Within three months of the first exercise of the authority granted in section 2(a), and semiannually thereafter, the Secretary shall report to the Committees on the Budget, Financial Services, and Ways and Means of the House of Representatives and the Committees on the Budget, Finance, and Banking, Housing, and Urban Affairs of the Senate with respect to the authorities exercised under this Act and the considerations required by section 3.
Sec. 5. Rights; Management; Sale of Troubled Assets.
(a) Exercise of Rights. – The Secretary may, at any time, exercise any rights received in connection with Troubled Assets purchased under this Act.
(b) Management of Troubled Assets. – The Secretary shall have authority to manage Troubled Assets purchased under this Act, including revenues and portfolio risks therefrom.
(c) Sale of Troubled Assets. – The Secretary may, at any time, upon terms and conditions and at prices determined by the Secretary, sell, or enter into securities loans, repurchase transactions or other financial transactions in regard to, any mortgage-related asset purchased under this Act.

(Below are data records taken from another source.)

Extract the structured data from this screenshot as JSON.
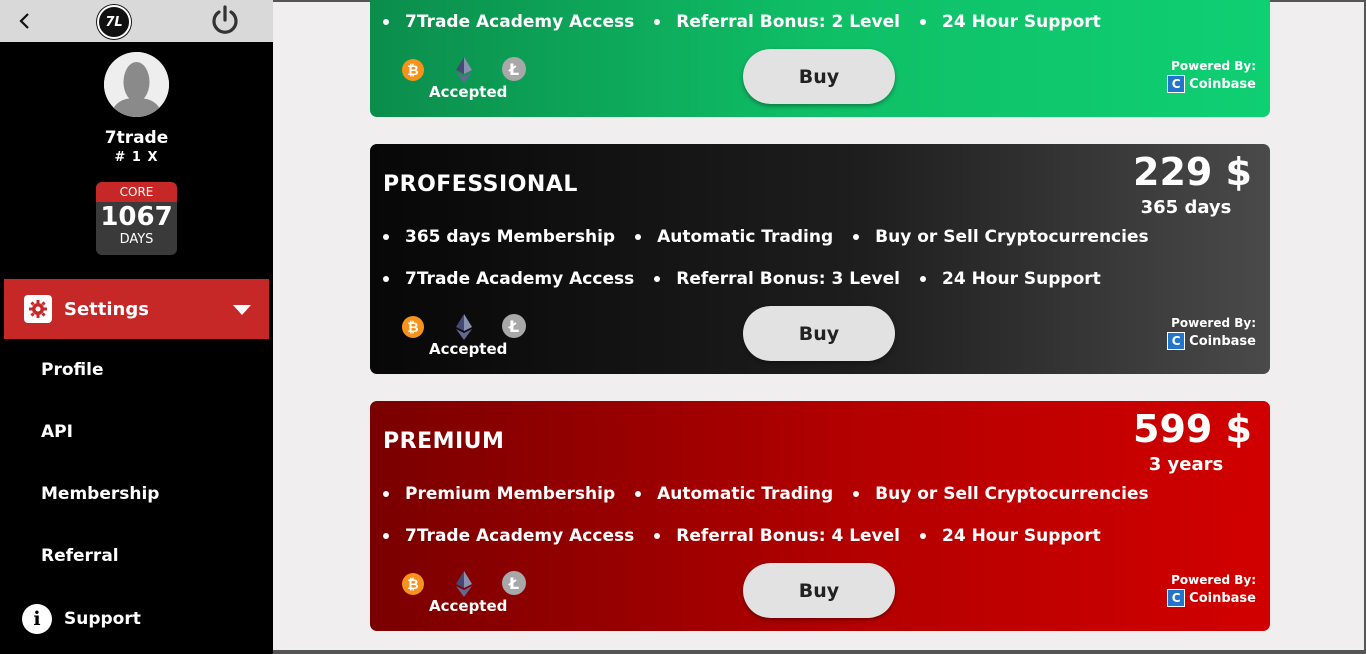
{
  "sidebar": {
    "username": "7trade",
    "rank": "# 1 X",
    "badge": {
      "core": "CORE",
      "days": "1067",
      "days_label": "DAYS"
    },
    "settings_label": "Settings",
    "menu": [
      "Profile",
      "API",
      "Membership",
      "Referral"
    ],
    "support_label": "Support",
    "logo_text": "7L"
  },
  "plans": [
    {
      "title": "",
      "price": "",
      "period": "",
      "row1": [],
      "row2": [
        "7Trade Academy Access",
        "Referral Bonus: 2 Level",
        "24 Hour Support"
      ],
      "accepted": "Accepted",
      "buy": "Buy",
      "powered": "Powered By:",
      "coinbase": "Coinbase"
    },
    {
      "title": "PROFESSIONAL",
      "price": "229 $",
      "period": "365 days",
      "row1": [
        "365 days Membership",
        "Automatic Trading",
        "Buy or Sell Cryptocurrencies"
      ],
      "row2": [
        "7Trade Academy Access",
        "Referral Bonus: 3 Level",
        "24 Hour Support"
      ],
      "accepted": "Accepted",
      "buy": "Buy",
      "powered": "Powered By:",
      "coinbase": "Coinbase"
    },
    {
      "title": "PREMIUM",
      "price": "599 $",
      "period": "3 years",
      "row1": [
        "Premium Membership",
        "Automatic Trading",
        "Buy or Sell Cryptocurrencies"
      ],
      "row2": [
        "7Trade Academy Access",
        "Referral Bonus: 4 Level",
        "24 Hour Support"
      ],
      "accepted": "Accepted",
      "buy": "Buy",
      "powered": "Powered By:",
      "coinbase": "Coinbase"
    }
  ],
  "icons": {
    "back": "chevron-left-icon",
    "power": "power-icon",
    "gear": "gear-icon",
    "info": "info-icon",
    "btc": "bitcoin-icon",
    "eth": "ethereum-icon",
    "ltc": "litecoin-icon"
  },
  "colors": {
    "accent_red": "#c62828",
    "basic_green": "#0fbf66",
    "pro_dark": "#1e1e1e",
    "premium_red": "#b40000"
  }
}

(d) Application of Sunset to Troubled Assets. – The authority of the Secretary to hold any mortgage-related asset purchased under this Act before the termination date in section 9, or to purchase or fund the purchase of a mortgage-related asset under a commitment entered into before the termination date in section 9, is not subject to the provisions of section 9.
Sec. 6. Maximum Amount of Authorized Purchases.
The Secretary’s authority to purchase Troubled Assets under this Act shall be limited to $700,000,000,000 outstanding at any one time.
Sec. 7. Funding.
For the purpose of the authorities granted in this Act, and for the costs of administering those authorities, the Secretary may use the proceeds of the sale of any securities issued under chapter 31 of title 31, United States Code, and the purposes for which securities may be issued under chapter 31 of title 31, United States Code, are extended to include actions authorized by this Act, including the payment of administrative expenses. Any funds expended for actions authorized by this Act, including the payment of administrative expenses, shall be deemed appropriated at the time of such expenditure.
Sec. 8. Review.
Decisions by the Secretary pursuant to the authority of this Act are non-reviewable and committed to agency discretion, and may not be reviewed by any court of law or any administrative agency.
Sec. 9. Termination of Authority.
The authorities under this Act, with the exception of authorities granted in sections 2(b)(5), 5 and 7, shall terminate two years from the date of enactment of this Act.
Sec. 10. Increase in Statutory Limit on the Public Debt.
Subsection (b) of section 3101 of title 31, United States Code, is amended by striking out the dollar limitation contained in such subsection and inserting in lieu thereof $11,315,000,000,000.
Sec. 11. Credit Reform.
The costs of purchases of Troubled Assets made under section 2(a) of this Act shall be determined as provided under the Federal Credit Reform Act of 1990, as applicable.
Sec. 12. Definitions.
For purposes of this Act, the following definitions shall apply:
(1) Financial Institution. – The term “Financial Institutions” means any institution including, but not limited to, banks, thrifts, credit unions, broker-dealers, and insurance companies, having significant operations in the United States; and, upon the Secretary’s determination in consultation with the Chairman of the Board of Governors of the Federal Reserve, any other institution he determines necessary to promote financial market stability.
(2) Secretary. – The term “Secretary” means the Secretary of the Treasury.
(3) Troubled Assets. – The term “Troubled Assets” means residential or commercial mortgages and any securities, obligations, or other instruments that are based on or related to such mortgages, that in each case was originated or issued on or before September 17, 2008; and, upon the determination of the Secretary in consultation with the Chairman of the Board of Governors of the Federal Reserve, any other financial instrument, as he determines necessary to promote financial market stability.
(4) United States. – The term “United States” means the States, territories, and possessions of the United States and the District of Columbia.